===== INFORMATION PROVIDED =====
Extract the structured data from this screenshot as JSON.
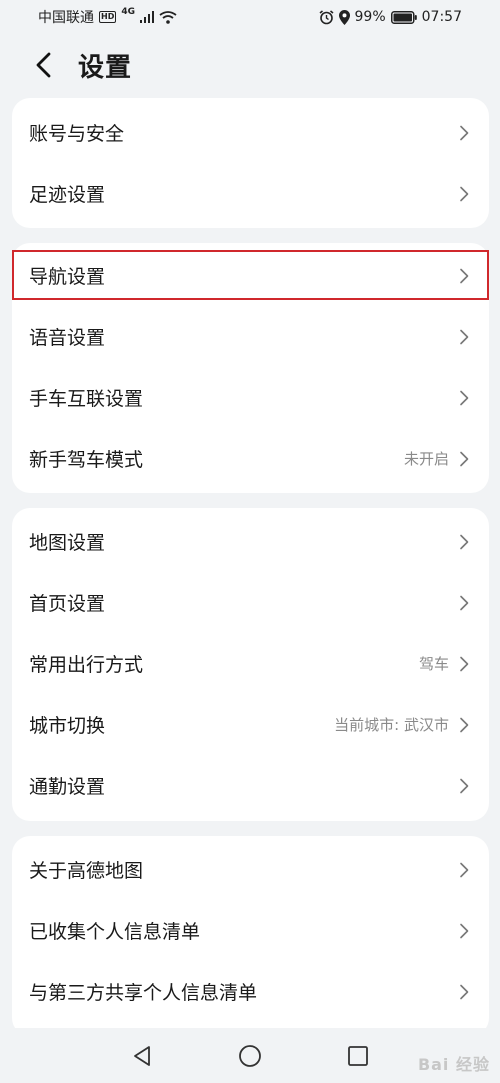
{
  "status_bar": {
    "carrier": "中国联通",
    "hd": "HD",
    "network": "4G",
    "battery_percent": "99%",
    "time": "07:57"
  },
  "header": {
    "title": "设置"
  },
  "groups": [
    {
      "items": [
        {
          "label": "账号与安全",
          "value": ""
        },
        {
          "label": "足迹设置",
          "value": ""
        }
      ]
    },
    {
      "items": [
        {
          "label": "导航设置",
          "value": ""
        },
        {
          "label": "语音设置",
          "value": ""
        },
        {
          "label": "手车互联设置",
          "value": ""
        },
        {
          "label": "新手驾车模式",
          "value": "未开启"
        }
      ]
    },
    {
      "items": [
        {
          "label": "地图设置",
          "value": ""
        },
        {
          "label": "首页设置",
          "value": ""
        },
        {
          "label": "常用出行方式",
          "value": "驾车"
        },
        {
          "label": "城市切换",
          "value": "当前城市: 武汉市"
        },
        {
          "label": "通勤设置",
          "value": ""
        }
      ]
    },
    {
      "items": [
        {
          "label": "关于高德地图",
          "value": ""
        },
        {
          "label": "已收集个人信息清单",
          "value": ""
        },
        {
          "label": "与第三方共享个人信息清单",
          "value": ""
        }
      ]
    }
  ],
  "watermark": "Bai 经验",
  "colors": {
    "background": "#f1f3f5",
    "card": "#ffffff",
    "highlight_border": "#d0282c",
    "secondary_text": "#8a8a8a"
  },
  "icons": {
    "back": "chevron-left-icon",
    "row_arrow": "chevron-right-icon",
    "nav_back": "triangle-back-icon",
    "nav_home": "circle-home-icon",
    "nav_recent": "square-recent-icon"
  }
}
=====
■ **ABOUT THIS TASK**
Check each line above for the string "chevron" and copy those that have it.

■ **SOLUTION TO THE PROBLEM**
    "back": "chevron-left-icon",
    "row_arrow": "chevron-right-icon",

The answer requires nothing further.